For Lucie Simon, a colour expert and founder of Miou Studio, the revelation of the Pantone Colour of the Year always stirs a certain excitement. “For 2024, I was anticipating an orange hue… and indeed, Peach Fuzz was announced! It’s exactly the kind of uplifting shade we all need this year,” she remarks.

As a seasoned graphic designer and colourist, Lucie has spent years crafting visual identities for brands and boutiques, spanning both physical (like cards, flyers, and signage) and digital mediums. “I start with a primary colour, chosen through discussions with my client, and from there, I develop a palette of colours that combine in various ways, always striving for harmony,” Lucie explains. For Désordre Chéri, a multi-brand accessories and jewellery boutique in La Rochelle, she began with terra cotta—a colour that embodies both nature and elegance. She then incorporated deeper shades and light, natural tones to achieve a balanced and beautiful palette.

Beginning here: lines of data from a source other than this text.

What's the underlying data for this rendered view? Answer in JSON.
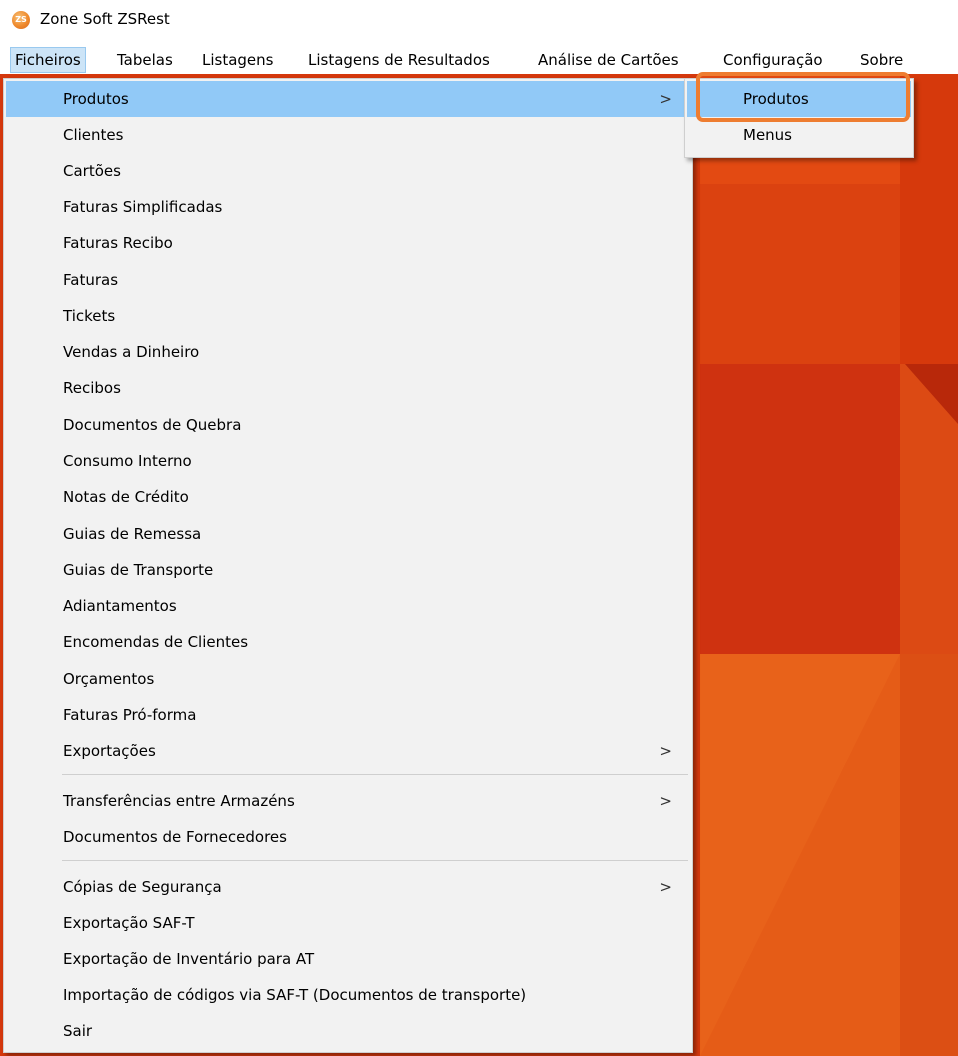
{
  "window": {
    "title": "Zone Soft ZSRest",
    "icon": "zonesoft-app-icon",
    "icon_text": "ZS"
  },
  "menubar": {
    "items": [
      {
        "label": "Ficheiros",
        "active": true
      },
      {
        "label": "Tabelas"
      },
      {
        "label": "Listagens"
      },
      {
        "label": "Listagens de Resultados"
      },
      {
        "label": "Análise de Cartões"
      },
      {
        "label": "Configuração"
      },
      {
        "label": "Sobre"
      }
    ]
  },
  "dropdown": {
    "items": [
      {
        "label": "Produtos",
        "submenu": true,
        "highlight": true
      },
      {
        "label": "Clientes"
      },
      {
        "label": "Cartões"
      },
      {
        "label": "Faturas Simplificadas"
      },
      {
        "label": "Faturas Recibo"
      },
      {
        "label": "Faturas"
      },
      {
        "label": "Tickets"
      },
      {
        "label": "Vendas a Dinheiro"
      },
      {
        "label": "Recibos"
      },
      {
        "label": "Documentos de Quebra"
      },
      {
        "label": "Consumo Interno"
      },
      {
        "label": "Notas de Crédito"
      },
      {
        "label": "Guias de Remessa"
      },
      {
        "label": "Guias de Transporte"
      },
      {
        "label": "Adiantamentos"
      },
      {
        "label": "Encomendas de Clientes"
      },
      {
        "label": "Orçamentos"
      },
      {
        "label": "Faturas Pró-forma"
      },
      {
        "label": "Exportações",
        "submenu": true
      },
      {
        "label": "Transferências entre Armazéns",
        "submenu": true
      },
      {
        "label": "Documentos de Fornecedores"
      },
      {
        "label": "Cópias de Segurança",
        "submenu": true
      },
      {
        "label": "Exportação SAF-T"
      },
      {
        "label": "Exportação de Inventário para AT"
      },
      {
        "label": "Importação de códigos via SAF-T (Documentos de transporte)"
      },
      {
        "label": "Sair"
      }
    ],
    "submenu_arrow": ">"
  },
  "submenu": {
    "items": [
      {
        "label": "Produtos",
        "highlight": true
      },
      {
        "label": "Menus"
      }
    ]
  },
  "colors": {
    "menu_highlight": "#91c9f7",
    "menubar_active": "#cce4f7",
    "callout_border": "#ee7d31",
    "background_orange": "#d4380d"
  }
}
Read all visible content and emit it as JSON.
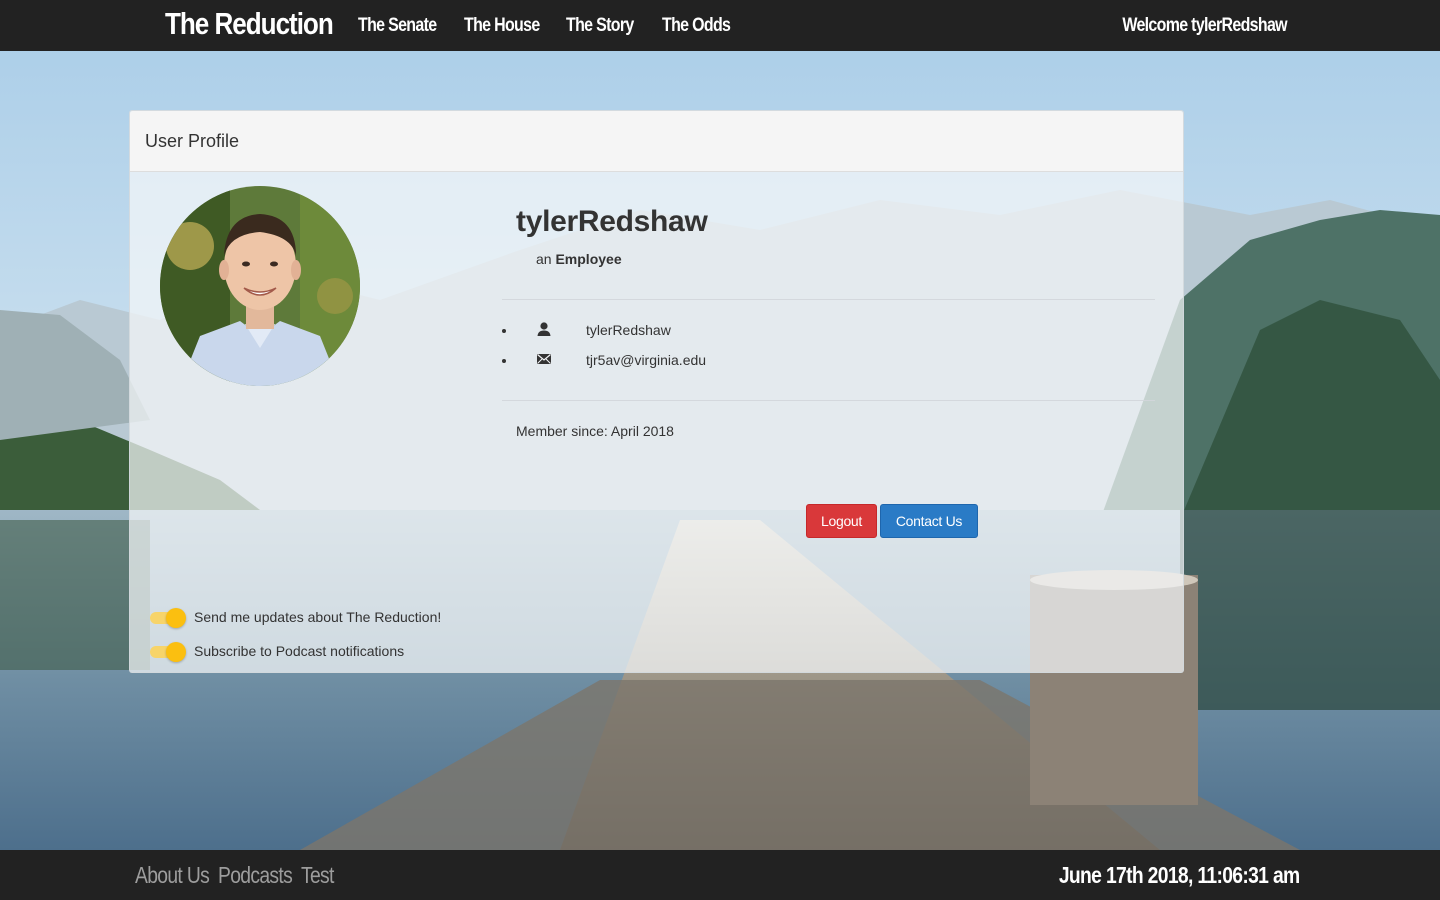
{
  "navbar": {
    "brand": "The Reduction",
    "links": [
      "The Senate",
      "The House",
      "The Story",
      "The Odds"
    ],
    "welcome": "Welcome tylerRedshaw"
  },
  "panel": {
    "title": "User Profile",
    "username": "tylerRedshaw",
    "role_prefix": "an",
    "role": "Employee",
    "details": [
      {
        "icon": "user-icon",
        "value": "tylerRedshaw"
      },
      {
        "icon": "envelope-icon",
        "value": "tjr5av@virginia.edu"
      }
    ],
    "member_since": "Member since: April 2018",
    "logout_label": "Logout",
    "contact_label": "Contact Us",
    "toggles": [
      {
        "label": "Send me updates about The Reduction!",
        "on": true
      },
      {
        "label": "Subscribe to Podcast notifications",
        "on": true
      }
    ]
  },
  "footer": {
    "links": [
      "About Us",
      "Podcasts",
      "Test"
    ],
    "clock": "June 17th 2018, 11:06:31 am"
  },
  "colors": {
    "navbar_bg": "#222222",
    "logout": "#d9383a",
    "contact": "#2a7bc6",
    "toggle_on": "#fbbf10"
  }
}
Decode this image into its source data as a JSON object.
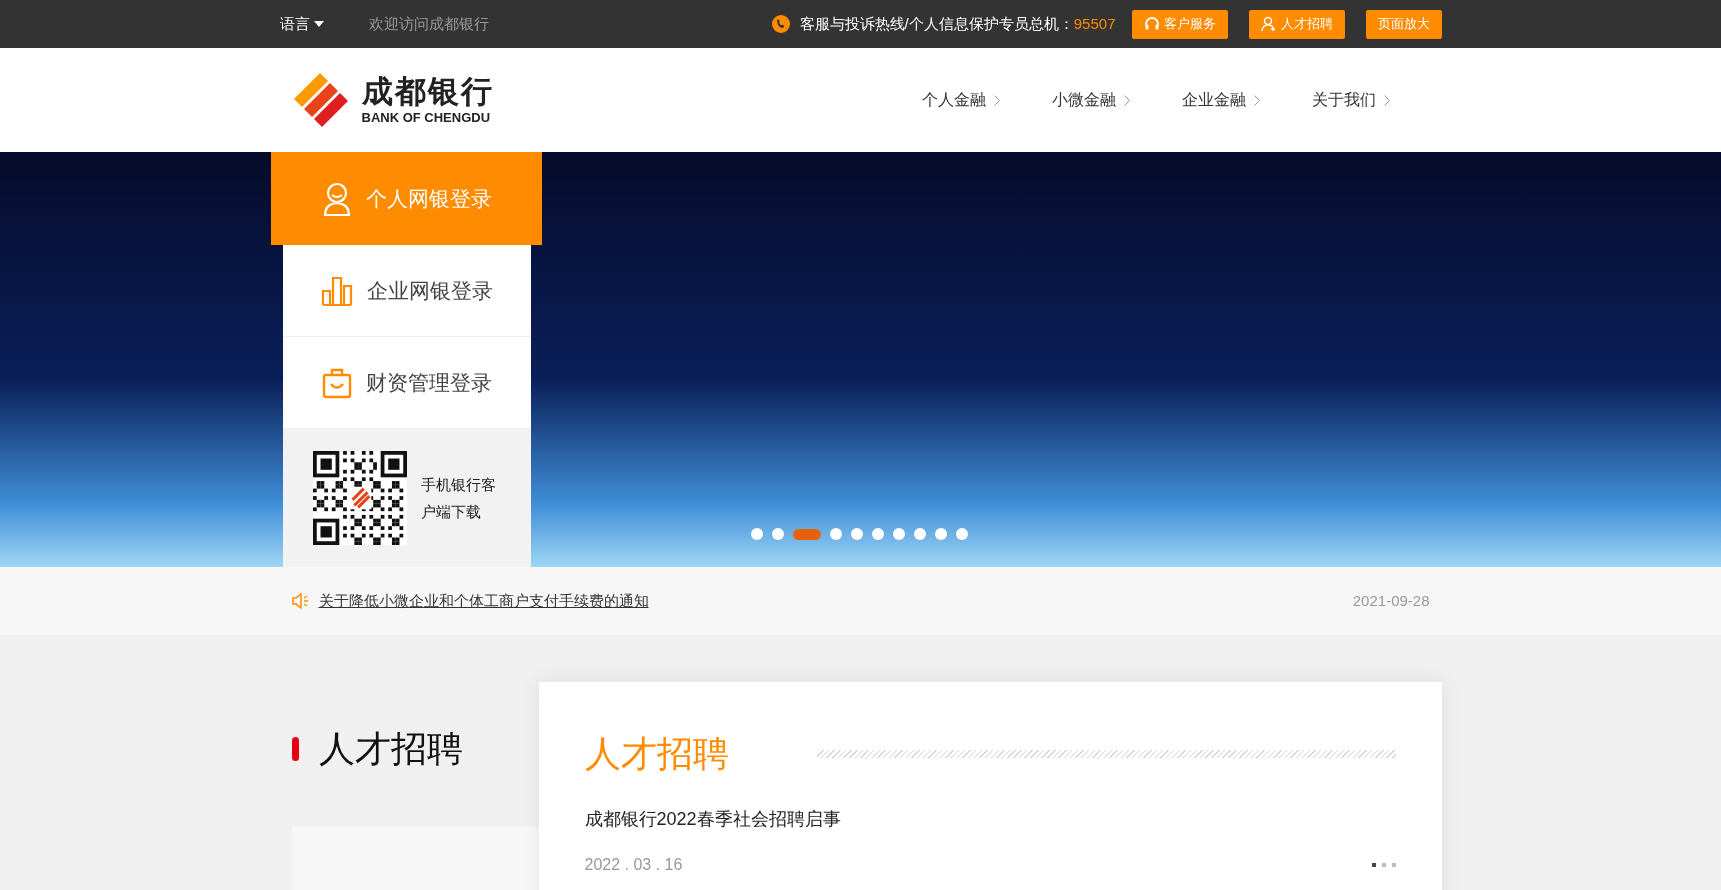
{
  "top_bar": {
    "language": "语言",
    "welcome": "欢迎访问成都银行",
    "hotline_label": "客服与投诉热线/个人信息保护专员总机：",
    "hotline_number": "95507",
    "buttons": [
      "客户服务",
      "人才招聘",
      "页面放大"
    ]
  },
  "header": {
    "logo_name": "成都银行",
    "logo_subtitle": "BANK OF CHENGDU",
    "nav": [
      "个人金融",
      "小微金融",
      "企业金融",
      "关于我们"
    ]
  },
  "login_menu": [
    {
      "label": "个人网银登录",
      "selected": true
    },
    {
      "label": "企业网银登录",
      "selected": false
    },
    {
      "label": "财资管理登录",
      "selected": false
    }
  ],
  "app_download": {
    "label": "手机银行客户端下载"
  },
  "carousel": {
    "dots": [
      {
        "selected": false
      },
      {
        "selected": false
      },
      {
        "selected": true
      },
      {
        "selected": false
      },
      {
        "selected": false
      },
      {
        "selected": false
      },
      {
        "selected": false
      },
      {
        "selected": false
      },
      {
        "selected": false
      },
      {
        "selected": false
      }
    ]
  },
  "notice": {
    "title": "关于降低小微企业和个体工商户支付手续费的通知",
    "date": "2021-09-28"
  },
  "recruitment": {
    "section_title": "人才招聘",
    "card_title": "人才招聘",
    "item_title": "成都银行2022春季社会招聘启事",
    "item_date": "2022 . 03 . 16",
    "pager": [
      {
        "selected": true
      },
      {
        "selected": false
      },
      {
        "selected": false
      }
    ]
  }
}
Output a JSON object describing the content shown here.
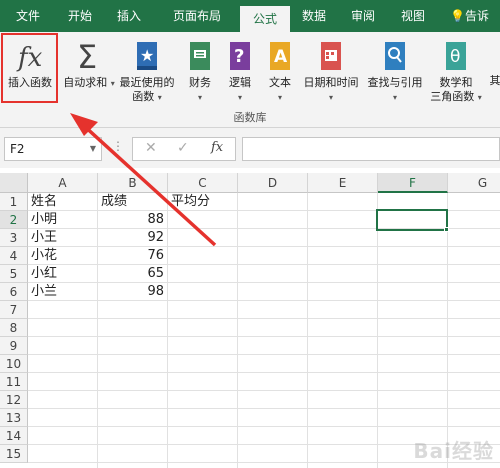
{
  "tabs": [
    {
      "label": "文件"
    },
    {
      "label": "开始"
    },
    {
      "label": "插入"
    },
    {
      "label": "页面布局"
    },
    {
      "label": "公式",
      "active": true
    },
    {
      "label": "数据"
    },
    {
      "label": "审阅"
    },
    {
      "label": "视图"
    },
    {
      "label": "告诉我"
    }
  ],
  "ribbon": {
    "insert_function": {
      "icon": "function-fx-icon",
      "label": "插入函数"
    },
    "autosum": {
      "icon": "sigma-icon",
      "label": "自动求和"
    },
    "recent": {
      "icon": "star-book-icon",
      "label1": "最近使用的",
      "label2": "函数"
    },
    "finance": {
      "icon": "finance-book-icon",
      "label": "财务"
    },
    "logic": {
      "icon": "question-book-icon",
      "label": "逻辑"
    },
    "text": {
      "icon": "text-book-icon",
      "label": "文本"
    },
    "datetime": {
      "icon": "calendar-book-icon",
      "label": "日期和时间"
    },
    "lookup": {
      "icon": "search-book-icon",
      "label": "查找与引用"
    },
    "math": {
      "icon": "theta-book-icon",
      "label1": "数学和",
      "label2": "三角函数"
    },
    "more": {
      "label": "其"
    },
    "group_label": "函数库"
  },
  "formula_bar": {
    "name_box": "F2",
    "cancel": "✕",
    "enter": "✓",
    "fx": "fx",
    "value": ""
  },
  "columns": [
    "A",
    "B",
    "C",
    "D",
    "E",
    "F",
    "G"
  ],
  "rows": [
    "1",
    "2",
    "3",
    "4",
    "5",
    "6",
    "7",
    "8",
    "9",
    "10",
    "11",
    "12",
    "13",
    "14",
    "15"
  ],
  "cells": {
    "a1": "姓名",
    "b1": "成绩",
    "c1": "平均分",
    "a2": "小明",
    "b2": "88",
    "a3": "小王",
    "b3": "92",
    "a4": "小花",
    "b4": "76",
    "a5": "小红",
    "b5": "65",
    "a6": "小兰",
    "b6": "98"
  },
  "selected_cell": "F2",
  "colors": {
    "ribbon": "#217346",
    "highlight": "#e5322d"
  },
  "watermark": "Bai经验"
}
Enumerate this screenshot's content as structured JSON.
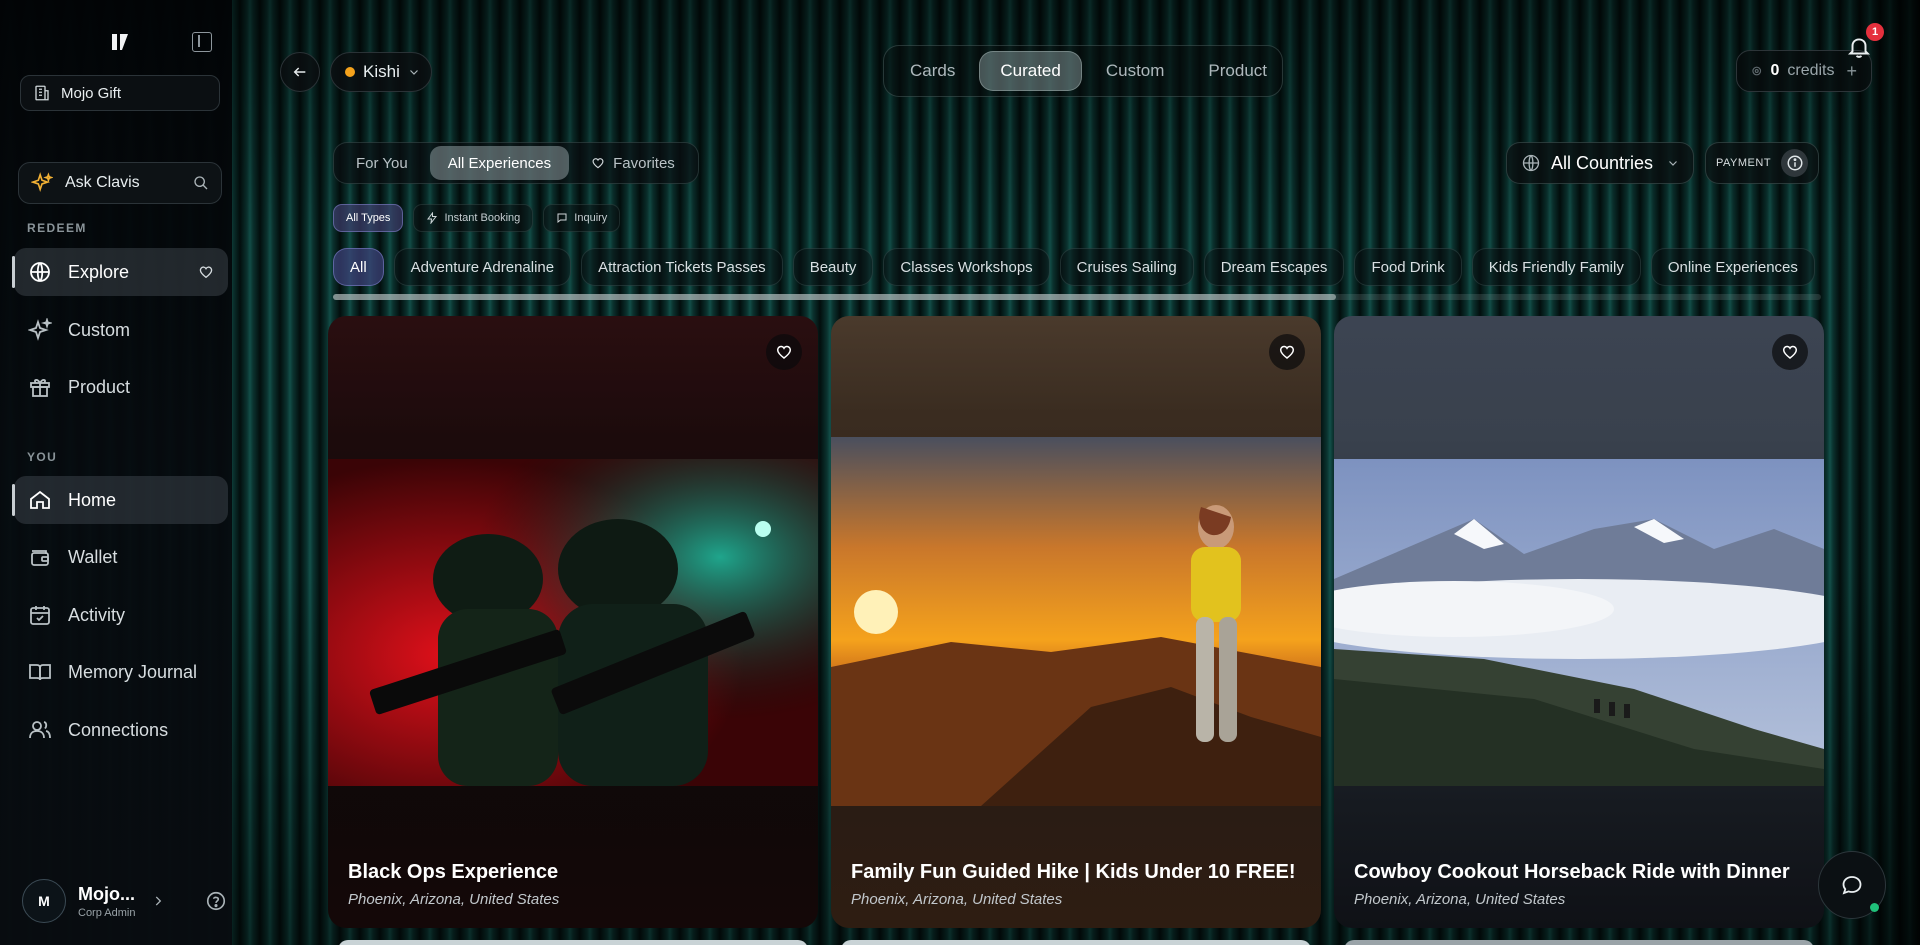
{
  "sidebar": {
    "org_name": "Mojo Gift",
    "ask_label": "Ask Clavis",
    "section_redeem": "REDEEM",
    "section_you": "YOU",
    "redeem_items": [
      {
        "label": "Explore",
        "icon": "globe-icon"
      },
      {
        "label": "Custom",
        "icon": "sparkles-icon"
      },
      {
        "label": "Product",
        "icon": "gift-icon"
      }
    ],
    "you_items": [
      {
        "label": "Home",
        "icon": "home-icon"
      },
      {
        "label": "Wallet",
        "icon": "wallet-icon"
      },
      {
        "label": "Activity",
        "icon": "calendar-check-icon"
      },
      {
        "label": "Memory Journal",
        "icon": "book-open-icon"
      },
      {
        "label": "Connections",
        "icon": "users-icon"
      }
    ],
    "user": {
      "initial": "M",
      "name": "Mojo...",
      "role": "Corp Admin"
    }
  },
  "topbar": {
    "selected_user": "Kishi",
    "mode_tabs": [
      "Cards",
      "Curated",
      "Custom",
      "Product"
    ],
    "active_mode": "Curated",
    "credits_value": "0",
    "credits_label": "credits",
    "notification_count": "1"
  },
  "filters": {
    "view_tabs": [
      "For You",
      "All Experiences",
      "Favorites"
    ],
    "active_view": "All Experiences",
    "country": "All Countries",
    "payment_label": "PAYMENT",
    "types": [
      "All Types",
      "Instant Booking",
      "Inquiry"
    ],
    "categories": [
      "All",
      "Adventure Adrenaline",
      "Attraction Tickets Passes",
      "Beauty",
      "Classes Workshops",
      "Cruises Sailing",
      "Dream Escapes",
      "Food Drink",
      "Kids Friendly Family",
      "Online Experiences"
    ]
  },
  "cards": [
    {
      "title": "Black Ops Experience",
      "location": "Phoenix, Arizona, United States"
    },
    {
      "title": "Family Fun Guided Hike | Kids Under 10 FREE!",
      "location": "Phoenix, Arizona, United States"
    },
    {
      "title": "Cowboy Cookout Horseback Ride with Dinner",
      "location": "Phoenix, Arizona, United States"
    }
  ],
  "colors": {
    "accent_orange": "#f4a21c",
    "badge_red": "#e5303d",
    "online_green": "#20c07a"
  }
}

In her podcast “Couleurs Foule,” Lucie Simon escorts her listeners on a vibrant journey, introducing them to professionals, artists, and theorists who share their unique interactions with color in both their professional and personal lives. “But that’s not all!” Lucie enthuses. The podcast also features shorter episodes where listeners can explore portraits of the various hues on the color wheel. It offers a true auditory deep dive into the enigmatic, surprising, and boundless world of color. The latest episode of “Couleurs Foule” is dedicated to white, described as “a color with a thousand facets, not so innocent after all.”